▸ **WHAT YOU WILL DO**
Find every line in the records below that holds the word "Features", and copy it out.

-------- INPUT FOR THIS TASK

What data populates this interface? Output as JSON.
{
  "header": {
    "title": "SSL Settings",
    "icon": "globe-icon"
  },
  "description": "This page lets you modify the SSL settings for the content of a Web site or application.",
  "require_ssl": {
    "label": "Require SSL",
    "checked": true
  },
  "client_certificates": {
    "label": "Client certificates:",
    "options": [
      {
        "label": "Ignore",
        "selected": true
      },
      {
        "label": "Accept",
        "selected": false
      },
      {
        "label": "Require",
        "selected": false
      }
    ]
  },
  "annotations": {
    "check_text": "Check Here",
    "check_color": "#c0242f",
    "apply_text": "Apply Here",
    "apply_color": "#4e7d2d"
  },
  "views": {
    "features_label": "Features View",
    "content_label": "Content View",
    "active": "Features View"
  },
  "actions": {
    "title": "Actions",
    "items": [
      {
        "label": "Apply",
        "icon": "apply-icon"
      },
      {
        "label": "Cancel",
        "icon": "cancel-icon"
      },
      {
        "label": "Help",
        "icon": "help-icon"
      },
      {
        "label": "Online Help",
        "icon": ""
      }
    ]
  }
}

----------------

▸ **RESPONSE TO THIS EXERCISE**
    "features_label": "Features View",
    "active": "Features View"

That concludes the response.